In April, the U.S. Court of Appeals for the 1st Circuit reversed a Gertner order to allow Webcasting of a hearing in the case. The 1st Circuit ruled that the confluence of a local rule, a Judicial Conference of the United States policy and a 1st Circuit Judicial Council resolution barred gavel-to-gavel Webcasting. 

Nesson’s brief about the sanctions stated that he “felt it necessary to approach (but hopefully not cross)” the court’s authority to circumscribe his and his client’s liberty “to record the history of the process to which he is forced to submit.”

Nesson’s memo also rebutted the plaintiffs’ assertions that he made secret recordings of the depositions.
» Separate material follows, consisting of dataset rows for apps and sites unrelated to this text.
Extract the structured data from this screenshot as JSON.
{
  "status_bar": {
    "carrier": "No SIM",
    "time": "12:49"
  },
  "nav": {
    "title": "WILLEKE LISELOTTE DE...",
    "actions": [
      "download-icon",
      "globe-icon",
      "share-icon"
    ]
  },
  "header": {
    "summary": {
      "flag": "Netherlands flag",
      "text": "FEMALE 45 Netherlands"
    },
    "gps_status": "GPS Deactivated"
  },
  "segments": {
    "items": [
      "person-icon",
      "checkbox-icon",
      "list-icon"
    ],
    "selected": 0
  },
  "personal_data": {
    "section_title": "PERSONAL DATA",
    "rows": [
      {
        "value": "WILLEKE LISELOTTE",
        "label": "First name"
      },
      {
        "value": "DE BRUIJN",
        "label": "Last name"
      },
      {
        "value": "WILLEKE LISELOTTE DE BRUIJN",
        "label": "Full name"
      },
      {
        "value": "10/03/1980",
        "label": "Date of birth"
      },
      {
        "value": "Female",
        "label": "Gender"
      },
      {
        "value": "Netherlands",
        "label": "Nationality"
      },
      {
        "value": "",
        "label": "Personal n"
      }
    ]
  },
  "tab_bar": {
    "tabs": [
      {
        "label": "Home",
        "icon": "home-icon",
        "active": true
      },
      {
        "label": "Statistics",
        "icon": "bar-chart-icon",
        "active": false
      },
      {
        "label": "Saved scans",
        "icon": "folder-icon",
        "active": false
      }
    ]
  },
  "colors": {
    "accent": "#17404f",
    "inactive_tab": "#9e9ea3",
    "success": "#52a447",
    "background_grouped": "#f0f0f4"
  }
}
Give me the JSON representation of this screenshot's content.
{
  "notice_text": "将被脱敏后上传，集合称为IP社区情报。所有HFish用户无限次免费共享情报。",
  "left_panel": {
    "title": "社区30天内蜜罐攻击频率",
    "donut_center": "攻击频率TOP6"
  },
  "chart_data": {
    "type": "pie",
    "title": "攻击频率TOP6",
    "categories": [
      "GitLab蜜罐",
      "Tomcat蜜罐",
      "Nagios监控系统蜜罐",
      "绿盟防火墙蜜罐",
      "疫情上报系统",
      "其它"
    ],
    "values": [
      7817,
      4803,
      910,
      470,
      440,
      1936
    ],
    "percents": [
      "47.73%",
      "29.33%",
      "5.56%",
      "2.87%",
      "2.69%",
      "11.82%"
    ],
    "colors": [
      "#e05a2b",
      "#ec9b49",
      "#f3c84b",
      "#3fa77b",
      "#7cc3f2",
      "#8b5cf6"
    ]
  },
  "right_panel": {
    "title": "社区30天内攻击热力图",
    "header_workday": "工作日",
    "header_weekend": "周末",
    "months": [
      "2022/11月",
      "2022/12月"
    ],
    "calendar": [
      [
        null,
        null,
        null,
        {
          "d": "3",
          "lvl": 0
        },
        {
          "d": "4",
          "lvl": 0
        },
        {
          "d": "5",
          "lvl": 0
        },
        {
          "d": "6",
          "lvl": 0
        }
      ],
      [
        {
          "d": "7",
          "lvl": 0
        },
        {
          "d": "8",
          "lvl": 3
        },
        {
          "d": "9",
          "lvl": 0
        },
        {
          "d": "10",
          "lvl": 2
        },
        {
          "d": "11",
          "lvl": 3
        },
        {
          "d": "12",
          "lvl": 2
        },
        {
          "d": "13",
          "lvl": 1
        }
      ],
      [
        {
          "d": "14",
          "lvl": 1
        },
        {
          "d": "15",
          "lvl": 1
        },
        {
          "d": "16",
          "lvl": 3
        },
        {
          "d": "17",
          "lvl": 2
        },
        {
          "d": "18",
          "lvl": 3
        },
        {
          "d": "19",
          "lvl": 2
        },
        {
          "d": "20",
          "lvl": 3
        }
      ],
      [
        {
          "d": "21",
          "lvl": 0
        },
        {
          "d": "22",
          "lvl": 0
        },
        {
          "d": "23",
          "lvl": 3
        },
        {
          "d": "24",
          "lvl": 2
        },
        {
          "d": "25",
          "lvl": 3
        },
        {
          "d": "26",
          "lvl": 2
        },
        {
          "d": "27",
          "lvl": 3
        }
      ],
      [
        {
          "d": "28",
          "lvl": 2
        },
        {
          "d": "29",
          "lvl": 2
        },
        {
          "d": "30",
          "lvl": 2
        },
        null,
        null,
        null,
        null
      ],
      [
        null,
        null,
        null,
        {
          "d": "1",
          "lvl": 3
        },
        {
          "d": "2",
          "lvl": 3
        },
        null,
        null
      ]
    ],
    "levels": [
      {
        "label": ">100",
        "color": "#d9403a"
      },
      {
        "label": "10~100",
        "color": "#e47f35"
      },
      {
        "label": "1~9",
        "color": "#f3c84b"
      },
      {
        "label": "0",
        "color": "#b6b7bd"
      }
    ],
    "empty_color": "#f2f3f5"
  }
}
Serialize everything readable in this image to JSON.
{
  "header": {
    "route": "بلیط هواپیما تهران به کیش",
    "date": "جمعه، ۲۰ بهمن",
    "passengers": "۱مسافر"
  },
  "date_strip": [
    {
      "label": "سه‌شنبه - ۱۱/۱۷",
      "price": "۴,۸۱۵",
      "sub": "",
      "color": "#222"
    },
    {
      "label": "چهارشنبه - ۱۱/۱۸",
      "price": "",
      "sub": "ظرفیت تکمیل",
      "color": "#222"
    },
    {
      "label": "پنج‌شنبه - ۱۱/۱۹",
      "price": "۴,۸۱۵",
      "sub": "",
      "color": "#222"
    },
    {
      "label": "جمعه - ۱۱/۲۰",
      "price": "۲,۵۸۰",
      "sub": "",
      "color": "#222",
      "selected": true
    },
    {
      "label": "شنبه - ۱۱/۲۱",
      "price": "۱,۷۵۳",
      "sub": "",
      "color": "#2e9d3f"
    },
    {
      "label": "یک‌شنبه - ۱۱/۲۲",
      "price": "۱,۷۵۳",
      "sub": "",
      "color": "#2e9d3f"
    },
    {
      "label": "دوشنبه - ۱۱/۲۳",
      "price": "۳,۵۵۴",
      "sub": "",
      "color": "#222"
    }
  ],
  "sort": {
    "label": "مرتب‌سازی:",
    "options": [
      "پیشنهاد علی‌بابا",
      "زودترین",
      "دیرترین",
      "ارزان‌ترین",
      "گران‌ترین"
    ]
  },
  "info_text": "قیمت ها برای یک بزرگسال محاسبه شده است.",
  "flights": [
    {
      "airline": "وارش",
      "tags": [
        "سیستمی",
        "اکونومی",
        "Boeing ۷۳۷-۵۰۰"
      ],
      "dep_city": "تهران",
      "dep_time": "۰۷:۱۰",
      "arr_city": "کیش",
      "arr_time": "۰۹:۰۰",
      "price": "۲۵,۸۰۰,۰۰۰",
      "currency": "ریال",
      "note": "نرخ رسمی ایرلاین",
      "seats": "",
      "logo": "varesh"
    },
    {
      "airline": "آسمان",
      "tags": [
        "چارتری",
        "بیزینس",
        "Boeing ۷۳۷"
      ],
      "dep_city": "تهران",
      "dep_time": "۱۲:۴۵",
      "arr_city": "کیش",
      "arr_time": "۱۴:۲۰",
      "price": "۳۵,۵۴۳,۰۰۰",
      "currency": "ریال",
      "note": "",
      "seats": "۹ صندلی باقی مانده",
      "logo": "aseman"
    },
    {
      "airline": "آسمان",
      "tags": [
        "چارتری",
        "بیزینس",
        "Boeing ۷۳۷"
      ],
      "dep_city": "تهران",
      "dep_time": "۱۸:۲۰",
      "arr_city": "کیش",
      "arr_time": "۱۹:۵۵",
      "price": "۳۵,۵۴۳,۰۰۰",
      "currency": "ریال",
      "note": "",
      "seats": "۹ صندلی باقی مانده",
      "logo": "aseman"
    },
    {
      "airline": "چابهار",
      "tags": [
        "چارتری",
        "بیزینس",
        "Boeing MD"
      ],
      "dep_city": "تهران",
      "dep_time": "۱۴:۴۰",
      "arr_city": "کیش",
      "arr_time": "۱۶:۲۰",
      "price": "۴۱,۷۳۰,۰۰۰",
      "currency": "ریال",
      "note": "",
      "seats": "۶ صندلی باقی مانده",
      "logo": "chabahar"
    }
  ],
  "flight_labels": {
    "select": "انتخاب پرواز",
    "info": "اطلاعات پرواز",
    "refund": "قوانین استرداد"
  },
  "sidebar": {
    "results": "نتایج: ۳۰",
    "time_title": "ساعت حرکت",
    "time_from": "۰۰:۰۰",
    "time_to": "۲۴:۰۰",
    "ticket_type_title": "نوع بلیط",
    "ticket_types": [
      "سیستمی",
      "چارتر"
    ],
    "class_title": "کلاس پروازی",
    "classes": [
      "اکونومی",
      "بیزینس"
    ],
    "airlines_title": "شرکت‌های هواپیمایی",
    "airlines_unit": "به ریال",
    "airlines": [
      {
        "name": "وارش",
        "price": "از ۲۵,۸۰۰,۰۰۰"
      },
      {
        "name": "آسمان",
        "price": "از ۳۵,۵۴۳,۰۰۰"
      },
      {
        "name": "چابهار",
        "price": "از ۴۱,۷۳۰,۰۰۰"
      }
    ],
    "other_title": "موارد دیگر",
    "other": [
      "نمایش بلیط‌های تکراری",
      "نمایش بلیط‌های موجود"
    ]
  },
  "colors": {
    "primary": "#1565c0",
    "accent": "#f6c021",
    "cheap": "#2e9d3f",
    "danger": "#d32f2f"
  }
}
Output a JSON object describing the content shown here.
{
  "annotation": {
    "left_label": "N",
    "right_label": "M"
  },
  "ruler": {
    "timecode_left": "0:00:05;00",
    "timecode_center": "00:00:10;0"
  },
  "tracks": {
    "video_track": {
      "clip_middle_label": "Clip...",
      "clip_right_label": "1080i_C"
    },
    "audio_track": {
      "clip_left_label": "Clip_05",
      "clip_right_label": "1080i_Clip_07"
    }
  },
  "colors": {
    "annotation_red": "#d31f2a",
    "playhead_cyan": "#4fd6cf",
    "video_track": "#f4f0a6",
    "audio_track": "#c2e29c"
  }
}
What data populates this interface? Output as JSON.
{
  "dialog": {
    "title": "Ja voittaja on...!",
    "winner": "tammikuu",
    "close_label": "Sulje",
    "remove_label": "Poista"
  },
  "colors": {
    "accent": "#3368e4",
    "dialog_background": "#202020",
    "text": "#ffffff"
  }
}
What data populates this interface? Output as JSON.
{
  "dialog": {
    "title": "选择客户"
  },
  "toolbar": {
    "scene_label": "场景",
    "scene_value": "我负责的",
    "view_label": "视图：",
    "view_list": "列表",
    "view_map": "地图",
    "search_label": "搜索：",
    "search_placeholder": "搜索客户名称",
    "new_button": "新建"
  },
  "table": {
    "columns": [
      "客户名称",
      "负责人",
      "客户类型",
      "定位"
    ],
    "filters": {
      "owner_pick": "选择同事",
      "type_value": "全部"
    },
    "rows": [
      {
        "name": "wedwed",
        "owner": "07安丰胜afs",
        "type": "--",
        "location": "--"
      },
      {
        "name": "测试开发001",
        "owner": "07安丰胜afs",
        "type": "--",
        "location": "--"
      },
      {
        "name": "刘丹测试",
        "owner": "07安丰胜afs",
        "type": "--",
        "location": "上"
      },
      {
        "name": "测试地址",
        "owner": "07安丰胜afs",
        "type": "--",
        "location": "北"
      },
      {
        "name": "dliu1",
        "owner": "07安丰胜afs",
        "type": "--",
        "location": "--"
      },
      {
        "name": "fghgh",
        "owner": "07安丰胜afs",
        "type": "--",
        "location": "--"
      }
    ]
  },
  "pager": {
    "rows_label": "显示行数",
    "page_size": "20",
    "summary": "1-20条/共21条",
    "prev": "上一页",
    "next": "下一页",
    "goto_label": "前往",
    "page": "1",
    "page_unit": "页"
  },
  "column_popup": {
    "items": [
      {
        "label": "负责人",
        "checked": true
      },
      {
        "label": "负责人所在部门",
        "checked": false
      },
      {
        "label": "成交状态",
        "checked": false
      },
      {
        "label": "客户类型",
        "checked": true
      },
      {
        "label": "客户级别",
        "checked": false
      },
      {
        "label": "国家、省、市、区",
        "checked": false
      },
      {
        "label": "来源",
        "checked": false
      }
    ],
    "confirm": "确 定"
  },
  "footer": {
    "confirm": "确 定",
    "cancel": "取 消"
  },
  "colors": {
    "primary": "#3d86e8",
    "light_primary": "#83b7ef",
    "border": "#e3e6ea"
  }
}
He also noted that the posting is on his blog, which the Berkman Center does not endorse or review.

Nesson’s memo claimed he only posted about six minutes of the plaintiffs’ lawyer’s remarks to himself and the witness, another Harvard Law professor affiliated with the Berkman Center.

According to Nesson’s memo, the remarks showed how the plaintiffs’ lawyers were trying to limit how the two professors could write about the event on blogs and through Twitter. “Plaintiffs counsel’s attempts to restrict the witness and myself from expressing ourselves this way is, I hope, outside the letter and scope of the Court’s order,” stated Nesson. “My Internet posting of my objections relates only to the issues of free speech and public access. What is posted is not testimony from the deposition and was neither intended to nor capable of tainting the jury pool.”

Nesson’s memo also insists that the plaintiffs’ motion for sanctions “should be seen for what it is: a tactic to distract and sap the energy, and resources and reputations of those they oppose.”

The RIAA, which comments on behalf of the plaintiffs’ lawyers in the case, called the allegations “absurd.”

Jennifer Pariser, the RIAA’s senior vice president of legal affairs, said that its ongoing battle with opposing counsel about his defiance of court orders during every deposition is what’s distracting. “And that follows the massive waste of time committed to counsel’s effort have the court proceedings broadcast,” Pariser said. “Professor Nesson even cited that effort as an excuse for missing discovery deadlines in the case. We have been trying to get this case focused on the merits for months, to little avail.”

On July 6, the plaintiffs’ lawyers filed their own motion for sanctions and motion to compel the defense lawyers from making unauthorized recordings.

In that motion, the plaintiffs’ side asked the court to take several steps against Nesson, including imposing monetary sanctions; ordering him to remove case-related discovery materials from the Internet; banning him from making future unofficial recordings; ordering him to destroy copies of a certain deposition video recording; and ordering that the discovery materials can only be used for this litigation.

The memo called Nesson’s disregard for the court’s orders concerning recording “extraordinarily time-consuming and distracting.”

“Plaintiffs and their counsel…have no desire for their faces and voices to become part of a large web-campaign led by Mr. Nesson and the Berkman Center nor part of Mr. Nesson’s future teaching materials,” stated the plaintiffs’ memo. “The law allows Plaintiffs to opt out of such spectacle, and the Plaintiffs and their counsel have repeatedly indicated that they do not consent to the recordings.”